I took up my traditional role as the finish timer of Phase D.  I love seeing the big grins as each partnership gallop through the finish flags, having finished the greatest accomplishment in our sport:  endurance day of a true long format event.

Tools of the trade.
Bonus:  the borrowed vehicle I sat in had heated seats.  At least, it did until the battery died.

It also came with a friend.  3 minutes can be long...
From my vantage point, I could watch riders trot off on Phase A (warmup), finish Phase C (cooldown), enter and work the 10-minute box, and then, of course, the last two jumps of the cross country course.  It was up to me to hit the red button, recording everyone's timing fate on the Seiko ribbon and reporting it to Brian.  50 times.  At (mostly) 3 minute intervals. 

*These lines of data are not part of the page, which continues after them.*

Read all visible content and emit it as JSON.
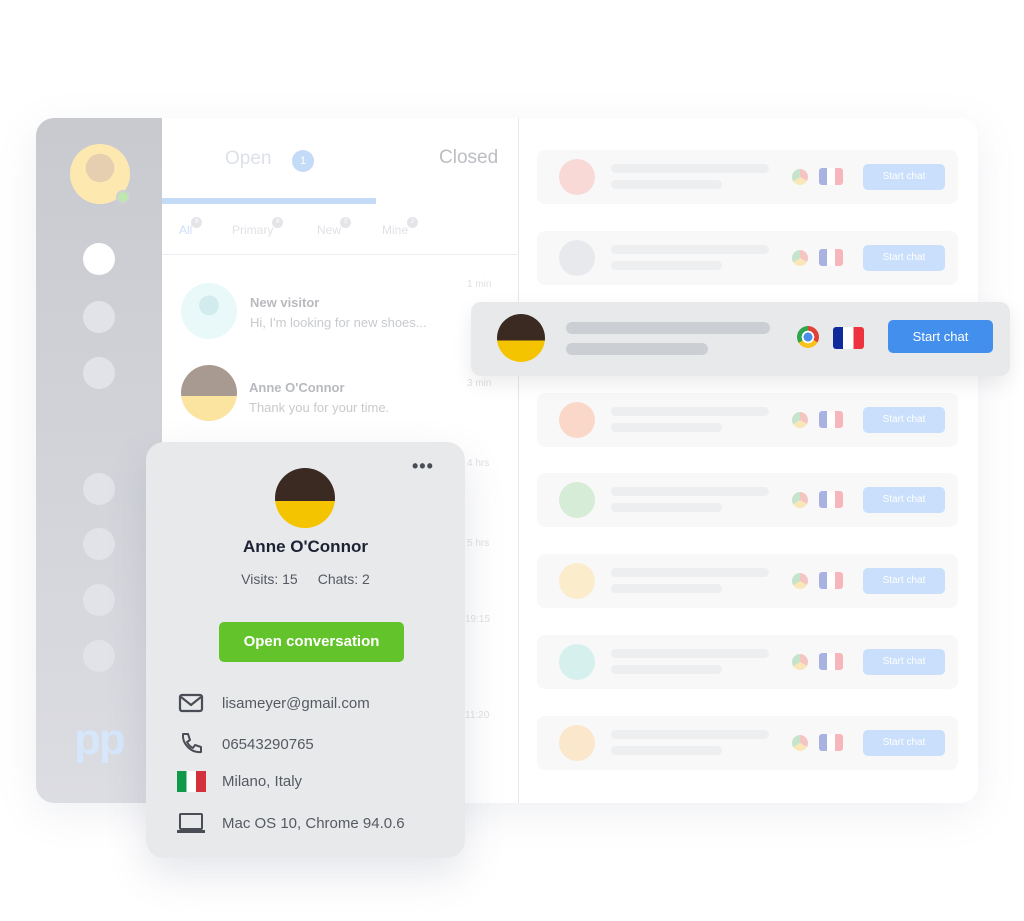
{
  "sidebar": {
    "logo": "pp",
    "nav_count": 7
  },
  "tabs": {
    "open": "Open",
    "open_count": "1",
    "closed": "Closed"
  },
  "filters": [
    {
      "label": "All",
      "count": "8"
    },
    {
      "label": "Primary",
      "count": "8"
    },
    {
      "label": "New",
      "count": "2"
    },
    {
      "label": "Mine",
      "count": "2"
    }
  ],
  "chats": [
    {
      "name": "New visitor",
      "message": "Hi, I'm looking for new shoes...",
      "time": "1 min"
    },
    {
      "name": "Anne O'Connor",
      "message": "Thank you for your time.",
      "time": "3 min"
    }
  ],
  "hidden_times": [
    "4 hrs",
    "5 hrs",
    "19:15",
    "11:20"
  ],
  "visitors": {
    "button_label": "Start chat",
    "avatar_colors": [
      "#f9d9d6",
      "#e8e9ec",
      "#fbd7c9",
      "#d6ecd6",
      "#fbeccc",
      "#d6f0ee",
      "#fbe7cc"
    ]
  },
  "highlight": {
    "button_label": "Start chat",
    "colors": {
      "button": "#438fee"
    }
  },
  "card": {
    "name": "Anne O'Connor",
    "visits": "Visits: 15",
    "chats": "Chats: 2",
    "open_button": "Open conversation",
    "email": "lisameyer@gmail.com",
    "phone": "06543290765",
    "location": "Milano, Italy",
    "device": "Mac OS 10, Chrome 94.0.6",
    "colors": {
      "open_button": "#63c32b"
    }
  }
}
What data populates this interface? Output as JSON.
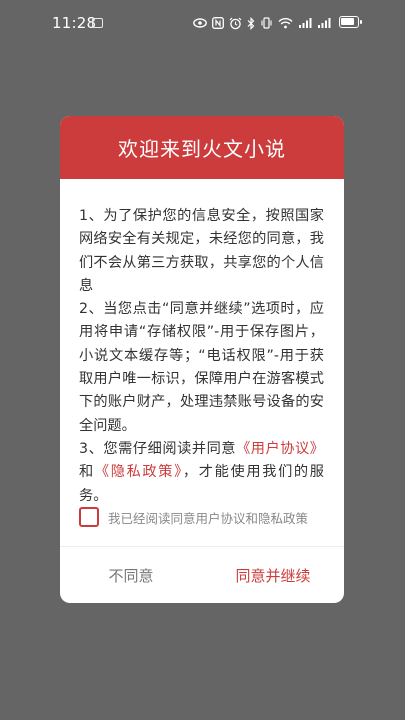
{
  "status_bar": {
    "time": "11:28",
    "battery": "battery-full"
  },
  "dialog": {
    "title": "欢迎来到火文小说",
    "paragraph1": "1、为了保护您的信息安全，按照国家网络安全有关规定，未经您的同意，我们不会从第三方获取，共享您的个人信息",
    "paragraph2": "2、当您点击“同意并继续”选项时，应用将申请“存储权限”-用于保存图片，小说文本缓存等；“电话权限”-用于获取用户唯一标识，保障用户在游客模式下的账户财产，处理违禁账号设备的安全问题。",
    "paragraph3": {
      "prefix": "3、您需仔细阅读并同意",
      "user_agreement_link": "《用户协议》",
      "and": "和",
      "privacy_policy_link": "《隐私政策》",
      "suffix": "，才能使用我们的服务。"
    },
    "agree_checkbox_label": "我已经阅读同意用户协议和隐私政策",
    "disagree_button": "不同意",
    "agree_continue_button": "同意并继续"
  },
  "colors": {
    "accent": "#cc3c3c",
    "overlay": "#656565"
  }
}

It went something like this (warning, terrible cell phone video resolution):

The latter was one of my favourite horses, Mr. President. a big drafty paint cross who was actually a lovely mover and jumper and had the sweetest face; I wanted to pick him up and put him in my (very large) pocket and take him home.

But it wasn't all the same thing.  Some had more trouble than others with the concept of flags (apologies again for poor video but the conversation is worth it)...

By afternoon, it was done.  I believe one horse withdrew in the vet box and the only fall was an unfortunate soul whose mount tripped and fell on his knees starting Phase A.  Trotting.  Fortunately, you don't get eliminated for that.

After that, it's a like snowball rolling downhill, already having gathered so much momentum,  your exhausted brain just rolls along with it.  Scoresheets were all turned over the the head scorer, we all ran away and passed out after a final review of which prizes go where, and the sun had set on a fantastic day.

Saturday was almost anticlimactic after the thrill of completing the day before.  After the morning jog up,  I worked as pole steward when tired or looky horses didn't quite get all four feet over and as holder of all prizes for distribution.  The three divisions (2 Training, 1 Novice) jumped around, collected their loot, and we bolted for home.

I'll keep going back.  Maybe next year I will be on a horse.  More likely, I'll be defying death by golf cart again.  A behind the scenes video would be fascinating -- you truly would not believe the flurry and hard work and acts of generousity beyond the call of duty that are constantly occuring behind that usually smooth face of each event.

Even greater though, is the knowledge and experience I gain with each trip.  Not only do I meet new judges, officials, clincians, product reps, and adult riders, but I learn tidbits from the seemingly bottomless well of how to successfully complete a long format event.  Things you never get from a clinic or a lesson.  When I finally DO make it to competitor status, I will be the one sitting there feeling (relatively) confident about exactly what is going to happen every day, as well as how to be not only successful but EFFICIENT with my competition plan.  Because I've seen what worked and I've seen what didn't and I've seen the difference between how you ride and manage a true 3-day horse and how you ride a regular horse trial horse.

And all I remember thinking, the whole time this year, was, Encore could totally own this...